By Rudy Koshar
A man with a red baseball cap and green leather apron led a cow into a pen. The cow was black and white and had big brown eyes, glistening with comprehension.
A thin boy watched the animal, and for a moment he thought the cow focused on him. Maybe it was his flannel shirt, a blue-and-red-checked affair his mother had picked out. You wear your nicest shirt on a class outing, she’d said. Of course, he thought, a cow would recognize a mother’s choice.
It was three in the afternoon, and the boy looked around at his classmates, 20 third graders from Trinity Lutheran School. They were so quiet it made him nervous. Why wasn’t Karl making wisecracks? Everyone stared at a single pair of huge bovine eyes, which just then flashed a large amount of white.
The man held a rifle.
The boy looked at his teacher, a stocky man with a large chin and red hair. He’d told them they were going to see where hamburger came from. The boy thought of the last time his father had grilled a batch of juicy burgers and sang as he put cheese slices on them.
No one was smiling as the man aimed the rifle at the cow’s head.
The cow let out a long, loud moan—a plea, or maybe a question. The boy thought of the Bible passage they’d just memorized in religion class, “My God, my God, why hast thou forsaken me?” But cows had no idea of the Bible, right?
The boy was frightened. His teacher’s chin jutted out, the cow’s eyes showed even more white than before, and his classmates stood on the edge of a cliff, as if they were about to plunge into some dark abyss from which they would never escape.
The shot made the world shudder.
The cow fell with a thud, its eyes wide and staring but not seeing.
Nerdy David fainted and had to be held up by one of the mothers who’d accompanied the class. The boy now knew why his mother hadn’t volunteered.
Soon the man in the green apron used a squeaking chain to hoist the cow up by its back legs. With a shining blade too quick to follow he slit the cow’s neck. With another long slice, gray, red, and pink matter hit the cement floor with a mournful slop that made Doris, the girl with a port-wine stain on her forehead, spew her bologna-sandwich lunch on her new white shoes.
The man worked quickly. He talked as he wielded his blade, said the cow had once given milk, she’d been used up.
The boy wasn’t listening. He felt his knees go jellylike. He thought of the time his mother told him his hamster Nellie had died. Some of his classmates were crying. His teacher told everyone to calm down, watch and listen, this is important, not everyone has a chance to see this process.
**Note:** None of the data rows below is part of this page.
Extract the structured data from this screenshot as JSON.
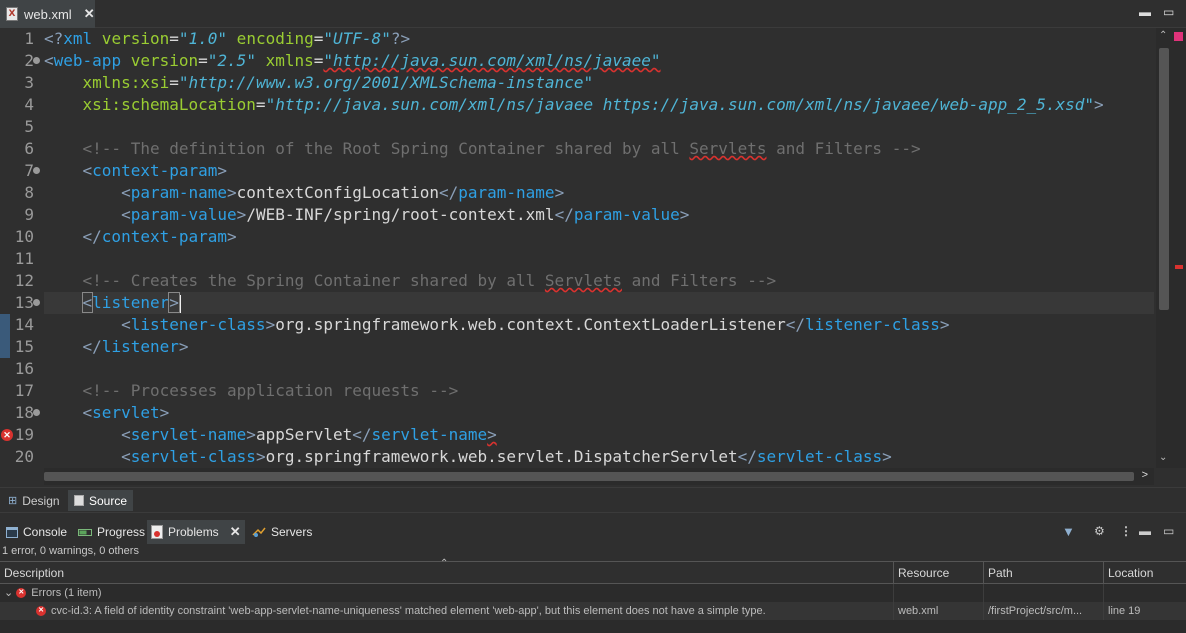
{
  "editor_tab": {
    "label": "web.xml",
    "file_icon": "X"
  },
  "window_controls": {
    "minimize": "▬",
    "maximize": "▭"
  },
  "gutter": {
    "lines": [
      "1",
      "2",
      "3",
      "4",
      "5",
      "6",
      "7",
      "8",
      "9",
      "10",
      "11",
      "12",
      "13",
      "14",
      "15",
      "16",
      "17",
      "18",
      "19",
      "20"
    ]
  },
  "code": {
    "l1": {
      "a": "<?",
      "b": "xml",
      "c": " version",
      "d": "=",
      "e": "\"1.0\"",
      "f": " encoding",
      "g": "=",
      "h": "\"UTF-8\"",
      "i": "?>"
    },
    "l2": {
      "a": "<",
      "b": "web-app",
      "c": " version",
      "d": "=",
      "e": "\"2.5\"",
      "f": " xmlns",
      "g": "=",
      "h": "\"http://java.sun.com/xml/ns/javaee\""
    },
    "l3": {
      "a": "xmlns:xsi",
      "b": "=",
      "c": "\"http://www.w3.org/2001/XMLSchema-instance\""
    },
    "l4": {
      "a": "xsi:schemaLocation",
      "b": "=",
      "c": "\"http://java.sun.com/xml/ns/javaee https://java.sun.com/xml/ns/javaee/web-app_2_5.xsd\"",
      "d": ">"
    },
    "l6": {
      "a": "<!-- The definition of the Root Spring Container shared by all ",
      "b": "Servlets",
      "c": " and Filters -->"
    },
    "l7": {
      "a": "<",
      "b": "context-param",
      "c": ">"
    },
    "l8": {
      "a": "<",
      "b": "param-name",
      "c": ">",
      "d": "contextConfigLocation",
      "e": "</",
      "f": "param-name",
      "g": ">"
    },
    "l9": {
      "a": "<",
      "b": "param-value",
      "c": ">",
      "d": "/WEB-INF/spring/root-context.xml",
      "e": "</",
      "f": "param-value",
      "g": ">"
    },
    "l10": {
      "a": "</",
      "b": "context-param",
      "c": ">"
    },
    "l12": {
      "a": "<!-- Creates the Spring Container shared by all ",
      "b": "Servlets",
      "c": " and Filters -->"
    },
    "l13": {
      "a": "<",
      "b": "listener",
      "c": ">"
    },
    "l14": {
      "a": "<",
      "b": "listener-class",
      "c": ">",
      "d": "org.springframework.web.context.ContextLoaderListener",
      "e": "</",
      "f": "listener-class",
      "g": ">"
    },
    "l15": {
      "a": "</",
      "b": "listener",
      "c": ">"
    },
    "l17": {
      "a": "<!-- Processes application requests -->"
    },
    "l18": {
      "a": "<",
      "b": "servlet",
      "c": ">"
    },
    "l19": {
      "a": "<",
      "b": "servlet-name",
      "c": ">",
      "d": "appServlet",
      "e": "</",
      "f": "servlet-name",
      "g": ">"
    },
    "l20": {
      "a": "<",
      "b": "servlet-class",
      "c": ">",
      "d": "org.springframework.web.servlet.DispatcherServlet",
      "e": "</",
      "f": "servlet-class",
      "g": ">"
    }
  },
  "editor_mode_tabs": {
    "design": "Design",
    "source": "Source"
  },
  "view_tabs": {
    "console": "Console",
    "progress": "Progress",
    "problems": "Problems",
    "servers": "Servers"
  },
  "view_toolbar": {
    "filter": "▼",
    "menu": "⋮",
    "minimize": "▬",
    "maximize": "▭"
  },
  "problems": {
    "summary": "1 error, 0 warnings, 0 others",
    "columns": {
      "description": "Description",
      "resource": "Resource",
      "path": "Path",
      "location": "Location"
    },
    "group": {
      "label": "Errors (1 item)",
      "expander": "⌄"
    },
    "items": [
      {
        "description": "cvc-id.3: A field of identity constraint 'web-app-servlet-name-uniqueness' matched element 'web-app', but this element does not have a simple type.",
        "resource": "web.xml",
        "path": "/firstProject/src/m...",
        "location": "line 19"
      }
    ]
  },
  "colors": {
    "error": "#d9322f",
    "tag": "#2fa0e4",
    "attr": "#9acd32",
    "value": "#4fb5d6",
    "comment": "#6f6f6f",
    "background": "#2f2f2f"
  }
}
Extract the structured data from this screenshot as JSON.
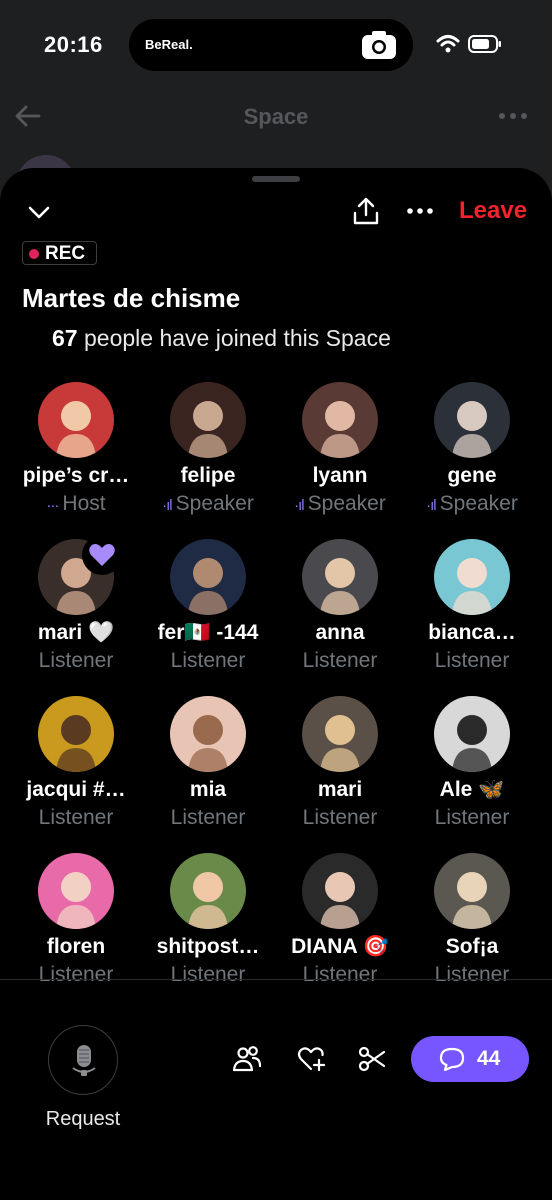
{
  "status_bar": {
    "time": "20:16",
    "app_name": "BeReal."
  },
  "background": {
    "title": "Space"
  },
  "header": {
    "leave_label": "Leave"
  },
  "space": {
    "rec_label": "REC",
    "title": "Martes de chisme",
    "joined_count": "67",
    "joined_text": "people have joined this Space"
  },
  "participants": [
    {
      "name": "pipe’s cr…",
      "role": "Host",
      "colors": [
        "#c83a3a",
        "#f2c9a8"
      ]
    },
    {
      "name": "felipe",
      "role": "Speaker",
      "colors": [
        "#3a2420",
        "#c9a890"
      ]
    },
    {
      "name": "lyann",
      "role": "Speaker",
      "colors": [
        "#5a3a34",
        "#e0b8a4"
      ]
    },
    {
      "name": "gene",
      "role": "Speaker",
      "colors": [
        "#2c3038",
        "#d8c9c0"
      ]
    },
    {
      "name": "mari 🤍",
      "role": "Listener",
      "colors": [
        "#3a2e2a",
        "#cfa88f"
      ]
    },
    {
      "name": "fer🇲🇽 -144",
      "role": "Listener",
      "colors": [
        "#1f2a44",
        "#b08a70"
      ]
    },
    {
      "name": "anna",
      "role": "Listener",
      "colors": [
        "#4a4a4e",
        "#e3c6a8"
      ]
    },
    {
      "name": "bianca…",
      "role": "Listener",
      "colors": [
        "#7ac7d4",
        "#f0dcd0"
      ]
    },
    {
      "name": "jacqui #…",
      "role": "Listener",
      "colors": [
        "#c99a1e",
        "#5a3a20"
      ]
    },
    {
      "name": "mia",
      "role": "Listener",
      "colors": [
        "#e8c4b4",
        "#9a6a4e"
      ]
    },
    {
      "name": "mari",
      "role": "Listener",
      "colors": [
        "#5a5048",
        "#e0c090"
      ]
    },
    {
      "name": "Ale 🦋",
      "role": "Listener",
      "colors": [
        "#d8d8d8",
        "#2a2a2a"
      ]
    },
    {
      "name": "floren",
      "role": "Listener",
      "colors": [
        "#e86aa8",
        "#f2d0c4"
      ]
    },
    {
      "name": "shitpost…",
      "role": "Listener",
      "colors": [
        "#6a8a4a",
        "#f0c8a8"
      ]
    },
    {
      "name": "DIANA 🎯",
      "role": "Listener",
      "colors": [
        "#2a2a2a",
        "#e8c8b4"
      ]
    },
    {
      "name": "Sof¡a",
      "role": "Listener",
      "colors": [
        "#5a5850",
        "#e8d4b8"
      ]
    }
  ],
  "footer": {
    "request_label": "Request",
    "chat_count": "44"
  },
  "colors": {
    "accent": "#7856ff",
    "leave": "#f4212e",
    "rec_dot": "#e0245e",
    "muted": "#71767b",
    "reaction": "#a78bfa"
  },
  "icons": [
    "camera-icon",
    "wifi-icon",
    "battery-icon",
    "back-arrow-icon",
    "more-icon",
    "chevron-down-icon",
    "share-icon",
    "purple-heart-icon",
    "microphone-icon",
    "people-icon",
    "heart-plus-icon",
    "scissors-icon",
    "chat-bubble-icon"
  ]
}
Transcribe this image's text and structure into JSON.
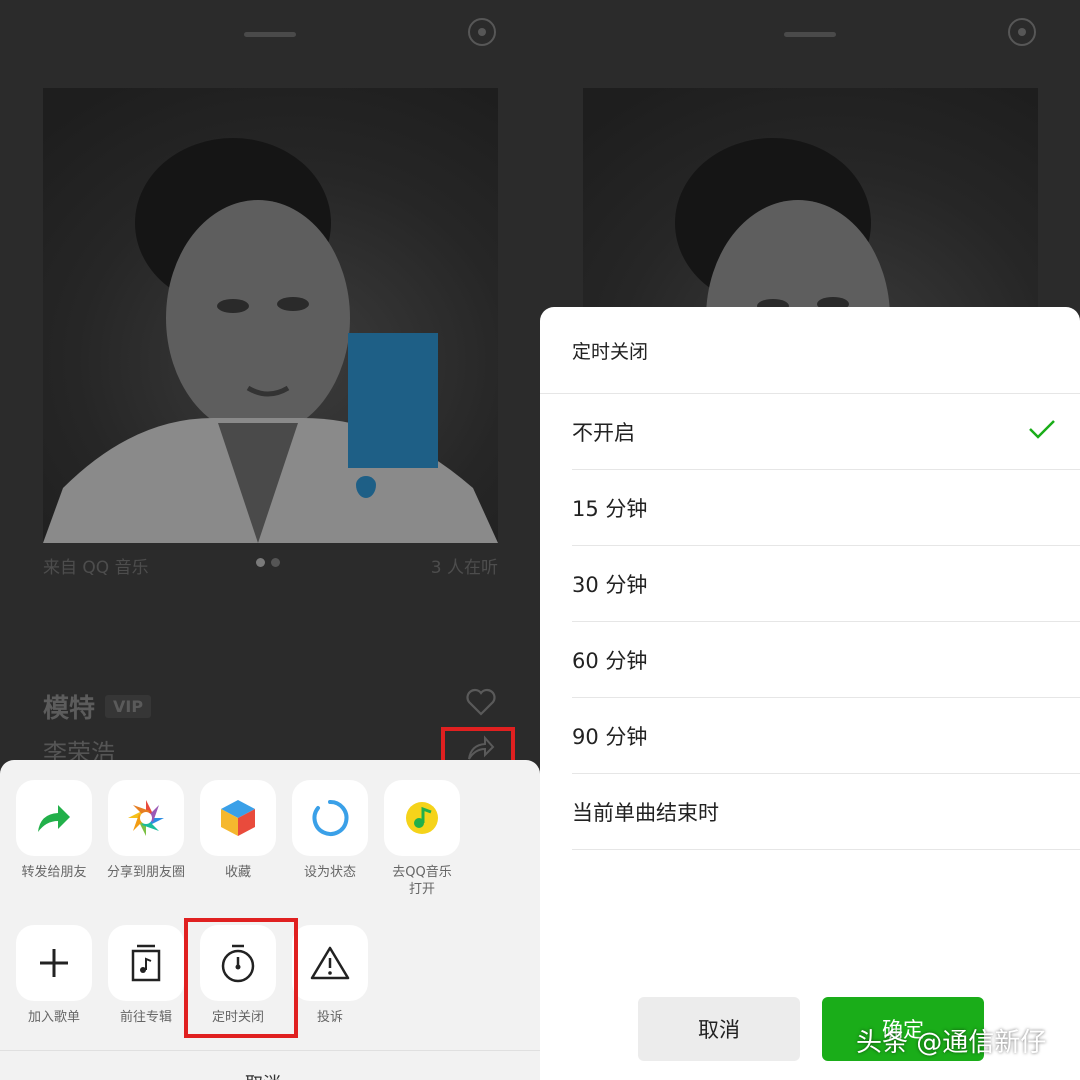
{
  "left": {
    "cover_meta": {
      "source": "来自 QQ 音乐",
      "listeners": "3 人在听"
    },
    "song": {
      "title": "模特",
      "vip_badge": "VIP",
      "artist": "李荣浩"
    },
    "share_sheet": {
      "row1": [
        {
          "label": "转发给朋友",
          "icon": "forward-icon"
        },
        {
          "label": "分享到朋友圈",
          "icon": "moments-icon"
        },
        {
          "label": "收藏",
          "icon": "favorite-cube-icon"
        },
        {
          "label": "设为状态",
          "icon": "status-ring-icon"
        },
        {
          "label": "去QQ音乐打开",
          "icon": "qq-music-icon"
        }
      ],
      "row2": [
        {
          "label": "加入歌单",
          "icon": "plus-icon"
        },
        {
          "label": "前往专辑",
          "icon": "album-icon"
        },
        {
          "label": "定时关闭",
          "icon": "timer-icon"
        },
        {
          "label": "投诉",
          "icon": "warning-icon"
        }
      ],
      "cancel_label": "取消"
    },
    "colors": {
      "highlight": "#e02020"
    }
  },
  "right": {
    "dialog": {
      "title": "定时关闭",
      "options": [
        "不开启",
        "15 分钟",
        "30 分钟",
        "60 分钟",
        "90 分钟",
        "当前单曲结束时"
      ],
      "selected_index": 0,
      "cancel_label": "取消",
      "confirm_label": "确定"
    },
    "colors": {
      "confirm": "#1aad19",
      "check": "#1aad19"
    }
  },
  "watermark": "头条 @通信新仔"
}
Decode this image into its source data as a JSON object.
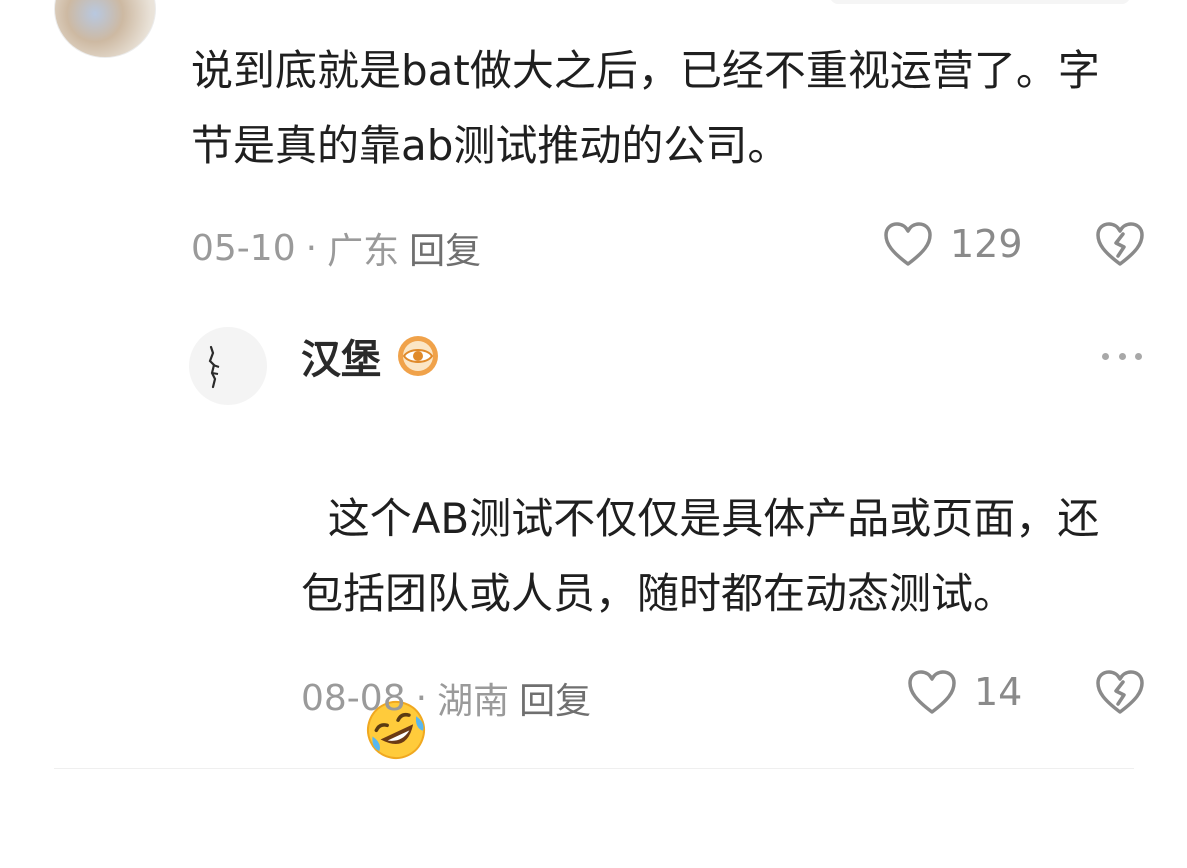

When they filed out, the boy’s friend Tony looked green.
The boy thought he should comfort Tony, say something, but the rifle shot still sang in his ears and words felt blocky and thick.